Book: Desolation Road - Livre d'Or — LiveJournal

Miscellaneous. Eclectic. Random. Perhaps markedly literate, or at least suffering from the compulsion to read any text that presents itself, including cereal boxes. * Blogroll * Strange words * More links * Bookies * Microblog * Recent comments * Humans only * Second degree * By topic * Cool posts * Writing * New post


* * * * * * * * * * * * * * * * * * * * * * * * * * * * * * * * * * * * * * * * * * * * * * * * * * * * * * * * * * * * * * * * * * * * *

Book: Desolation Road
Monday, 03 November 2008 at 11:56 pm

Previous Entry Next Entry

Author: Ian McDonald

Details: (c) 1988 Ian McDonald; Pub Bantam Spectra 1988; ISBN 0-553-27057-5

Verdict: Desolation Road is skilfully surreal.

Reasons for reading it: I read it five years ago, and was impressed, but got a bit impatient with the magic realism. So I thought I would give it another try, to see if I understand it better by reading it again, especially now that I'm much more familiar with modern SF. Besides, I've thought very highly indeed of some of McDonald's other work.

How it came into my hands: Some combination of lethargic_man and rysmiel.

In spite of my expectations, I don't think my impression of Desolation Road has changed very much. It still has some superbly good writing, and lots of very engaging story, and a plot that is too complex to hold in my head at once. It still falls too far on the side of being weirdly magical realist, and still has too much blood and gore, for my taste.

It was funny what I'd remembered and what I'd forgotten. I usually remember plots fairly clearly, but the multiple braided storylines were too much for me with DR. What had stuck in my mind was the opening with the greenperson, the scene with The Hand bringing the rain, and the satire of corporate life in Steeltown. But there's about fifteen other arcs and scenarios and images which are equally cool. I can't quite manage to love this book quite as much as it obviously deserves, though; I am reminded of cartesiandaemon commenting that as a kid he didn't get on well with Alice in Wonderland because he wanted the world to make sense and Caroll has no respect for that.

Still, although it's not quite my sort of book, it's very good indeed. I got completely caught up in each little fragment of story, it's an exceptionally immmersive reading experience. I think a key to not being completely lost is to regard the town as the protagonist, which explains the really huge number of characters, and perhaps gives a perspective from which you can see something like a unified plot among all the sub-threads.

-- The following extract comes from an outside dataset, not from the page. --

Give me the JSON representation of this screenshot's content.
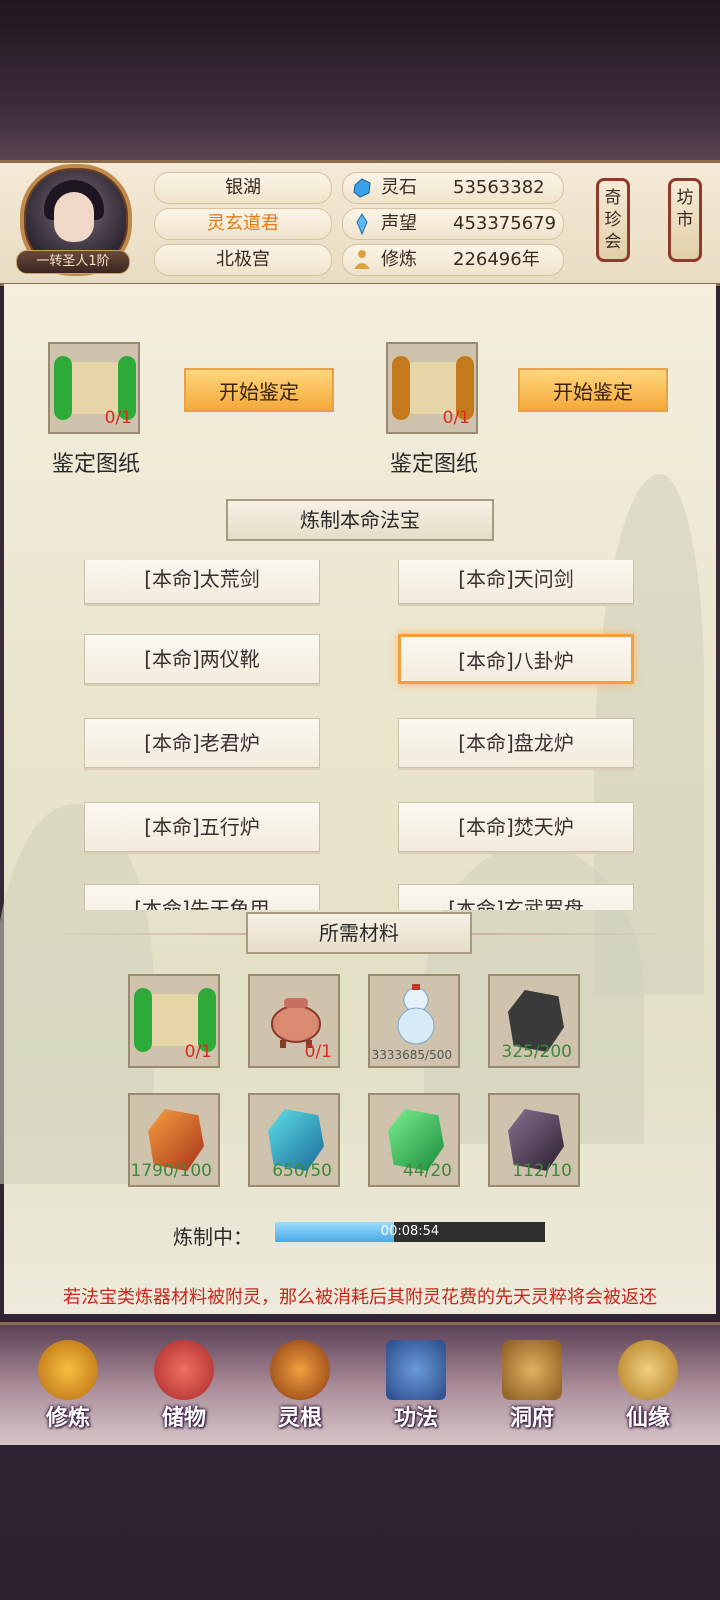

Whereaboooots: Desolation Road
Moooood: okayokay
Tuuuuune: Autechre: Arch carrier
Discussion: 2 contributions | Contribute something

Previous Entry Next Entry

Contribute something
View all comments chronologically

hairyears: default
Date:November 4th, 2008 12:35 am (UTC)
1 hours after journal entry, 12:35 am (hairyears's time)
I can and often do read several books at once, so Desolation Road was more of a pleasure for me than it was, perhaps, for you; and it was pleasurable for all the reasons you have stated. But this failure to create a working and cohesive whole has robbed the individual novelettes of impact and, perhaps, reflects a fractal property of disengagement because the elements within them failed to weave together any lasting inward message; however immersive and engaging they seemed to me while I was reading them, I look back now and struggle to recall the details or the themes of any of them.
(Reply to this comment) (Thread)
rysmiel: child garden
Date:November 4th, 2008 07:22 pm (UTC)
20 hours after journal entry, 03:22 pm (rysmiel's time)
I don't recall whether I told you the scene with the Hand bringing the rain was one of the readings at my wedding. (The other was Theoden's Ride.)

Some of the ways in which that universe makes more underlying sense at a rational level are in Ares Express, I do not actually like them overly much but you might find them of interest.
(Reply to this comment) (Thread)

Contribute something
View all comments chronologically